It is comforting, and apparently falsely so, to believe that would-be terrorists are only found barefoot and economically desperate in dusty foreign villages. If the charges prove to be true — and even if this one is not — they may well be sitting next to you at your kids’ soccer match or at the playground or sitting in the same college classroom.

The Hurt Locker — On-Screen Winner, But How True to Life?

The Hurt Locker
Image via Wikipedia

Not so true?

Here’s what some soldiers in-country had to say about the veracity of “The Hurt Locker”, Oscar’s Best Picture.

From The Globe and Mail:

But the film’s admirers don’t include those who actually do the job – defusing or destroying makeshift bombs. Canadian explosive ordinance disposal (EOD) soldiers in Kandahar, one of Afghanistan’s most volatile and bomb-laden provinces, say their life is no Hurt Locker.

“First reaction was, ‘This is pretty Hollywood,’ ” says EOD soldier Lieutenant Caroline Pollock. “All of us were laughing at the movie, at parts in the movie where no one else would laugh. Like, this is ridiculous.”

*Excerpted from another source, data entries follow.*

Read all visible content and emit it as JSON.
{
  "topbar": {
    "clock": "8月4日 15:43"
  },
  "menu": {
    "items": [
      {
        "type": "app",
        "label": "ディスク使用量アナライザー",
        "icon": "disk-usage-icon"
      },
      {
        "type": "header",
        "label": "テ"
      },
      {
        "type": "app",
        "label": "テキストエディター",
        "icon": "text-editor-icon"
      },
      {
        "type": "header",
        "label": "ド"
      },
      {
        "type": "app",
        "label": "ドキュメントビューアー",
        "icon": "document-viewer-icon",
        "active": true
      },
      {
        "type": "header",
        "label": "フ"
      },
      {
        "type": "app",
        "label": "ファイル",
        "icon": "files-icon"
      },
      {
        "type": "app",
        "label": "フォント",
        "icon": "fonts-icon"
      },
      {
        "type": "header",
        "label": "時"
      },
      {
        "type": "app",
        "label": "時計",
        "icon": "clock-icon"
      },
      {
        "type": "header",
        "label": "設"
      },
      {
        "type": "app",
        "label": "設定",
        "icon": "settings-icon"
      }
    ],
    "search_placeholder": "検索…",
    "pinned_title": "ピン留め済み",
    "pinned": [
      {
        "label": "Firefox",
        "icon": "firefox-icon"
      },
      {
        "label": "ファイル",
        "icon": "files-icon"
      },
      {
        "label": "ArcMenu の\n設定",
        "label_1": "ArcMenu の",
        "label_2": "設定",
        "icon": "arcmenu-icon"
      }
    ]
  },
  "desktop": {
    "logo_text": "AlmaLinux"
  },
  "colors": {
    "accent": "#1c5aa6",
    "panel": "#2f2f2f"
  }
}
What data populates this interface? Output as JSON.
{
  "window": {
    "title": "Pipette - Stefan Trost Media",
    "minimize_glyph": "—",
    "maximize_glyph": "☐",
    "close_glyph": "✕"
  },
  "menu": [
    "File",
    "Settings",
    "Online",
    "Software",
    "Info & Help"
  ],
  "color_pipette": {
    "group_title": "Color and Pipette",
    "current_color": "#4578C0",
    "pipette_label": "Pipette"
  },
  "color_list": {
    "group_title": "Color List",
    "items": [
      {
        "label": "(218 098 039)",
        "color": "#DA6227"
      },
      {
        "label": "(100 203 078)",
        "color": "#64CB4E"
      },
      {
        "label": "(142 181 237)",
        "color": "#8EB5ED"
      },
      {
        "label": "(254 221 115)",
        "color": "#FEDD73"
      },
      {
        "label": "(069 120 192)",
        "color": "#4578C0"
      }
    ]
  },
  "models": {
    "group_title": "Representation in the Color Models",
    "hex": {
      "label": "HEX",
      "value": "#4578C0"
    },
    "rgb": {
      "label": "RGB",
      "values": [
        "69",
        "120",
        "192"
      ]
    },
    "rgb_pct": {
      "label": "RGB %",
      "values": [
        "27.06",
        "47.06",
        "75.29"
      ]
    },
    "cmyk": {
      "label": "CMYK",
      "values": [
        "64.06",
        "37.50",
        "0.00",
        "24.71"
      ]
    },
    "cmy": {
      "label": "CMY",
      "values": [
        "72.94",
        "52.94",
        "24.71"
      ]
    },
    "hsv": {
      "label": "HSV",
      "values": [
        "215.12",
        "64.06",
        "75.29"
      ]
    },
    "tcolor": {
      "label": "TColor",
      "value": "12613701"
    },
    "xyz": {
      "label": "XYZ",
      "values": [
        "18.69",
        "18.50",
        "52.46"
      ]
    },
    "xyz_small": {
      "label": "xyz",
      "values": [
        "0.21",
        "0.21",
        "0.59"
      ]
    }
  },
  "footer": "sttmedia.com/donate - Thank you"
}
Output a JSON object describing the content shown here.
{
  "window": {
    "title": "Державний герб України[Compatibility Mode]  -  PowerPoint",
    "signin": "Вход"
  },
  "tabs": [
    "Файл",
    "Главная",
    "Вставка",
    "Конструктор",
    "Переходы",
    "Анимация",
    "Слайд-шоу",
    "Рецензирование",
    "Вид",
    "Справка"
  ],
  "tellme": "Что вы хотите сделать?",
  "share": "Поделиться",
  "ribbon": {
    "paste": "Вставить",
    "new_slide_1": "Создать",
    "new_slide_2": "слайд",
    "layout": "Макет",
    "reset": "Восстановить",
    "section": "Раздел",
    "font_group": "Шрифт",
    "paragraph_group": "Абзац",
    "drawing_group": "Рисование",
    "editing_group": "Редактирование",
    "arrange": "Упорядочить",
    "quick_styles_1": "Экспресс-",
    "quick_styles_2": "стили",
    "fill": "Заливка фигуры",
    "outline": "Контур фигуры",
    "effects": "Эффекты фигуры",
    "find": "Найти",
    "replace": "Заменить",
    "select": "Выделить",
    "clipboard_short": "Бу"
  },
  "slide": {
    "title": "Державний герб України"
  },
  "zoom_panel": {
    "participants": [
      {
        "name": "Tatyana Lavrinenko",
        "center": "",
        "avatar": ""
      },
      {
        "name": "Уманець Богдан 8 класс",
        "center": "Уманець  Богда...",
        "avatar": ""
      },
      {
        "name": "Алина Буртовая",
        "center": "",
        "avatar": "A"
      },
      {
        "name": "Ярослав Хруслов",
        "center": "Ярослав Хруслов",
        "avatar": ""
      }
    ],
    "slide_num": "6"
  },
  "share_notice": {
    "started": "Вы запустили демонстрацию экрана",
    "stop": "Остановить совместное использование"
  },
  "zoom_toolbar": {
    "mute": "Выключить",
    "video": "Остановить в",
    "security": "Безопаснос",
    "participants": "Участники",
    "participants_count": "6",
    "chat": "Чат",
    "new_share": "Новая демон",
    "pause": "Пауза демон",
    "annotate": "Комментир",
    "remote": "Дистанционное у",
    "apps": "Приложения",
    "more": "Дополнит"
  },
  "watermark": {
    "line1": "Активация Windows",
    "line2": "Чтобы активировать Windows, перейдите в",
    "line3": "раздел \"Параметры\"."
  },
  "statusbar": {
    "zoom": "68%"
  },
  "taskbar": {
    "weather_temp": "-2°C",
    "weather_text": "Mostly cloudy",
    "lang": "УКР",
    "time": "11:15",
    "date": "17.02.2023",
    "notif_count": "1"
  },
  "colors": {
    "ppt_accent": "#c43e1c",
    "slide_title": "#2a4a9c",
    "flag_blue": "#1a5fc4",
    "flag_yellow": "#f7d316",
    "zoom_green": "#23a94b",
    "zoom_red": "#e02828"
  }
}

The Canadians, for example, think Guy Pearce’s character – killed early on while wearing the heavy bomb suit and running from an explosion – shouldn’t actually have died.

“The guy was 100 metres away and running when it exploded? I was surprised he died,” said Leading Seaman Doug Woodrow, a 13-year Forces veteran who has donned the suit himself.

In one scene, the boys get into a sniper fight alongside some mercenaries. Sniper and EOD skills are not typically offered as a joint course, nor are bomb experts expected to clear massive industrial buildings on their own, as Sgt. James and his team do.

“I was like, ‘Who the hell does this? Can I have their job?’ ” Lt. Pollock says, laughing. “It was a good movie, but I didn’t think it was that great … I don’t think it was accurate of what EOD operators do.”

Here’s a book by a British soldier about his job defusing bombs.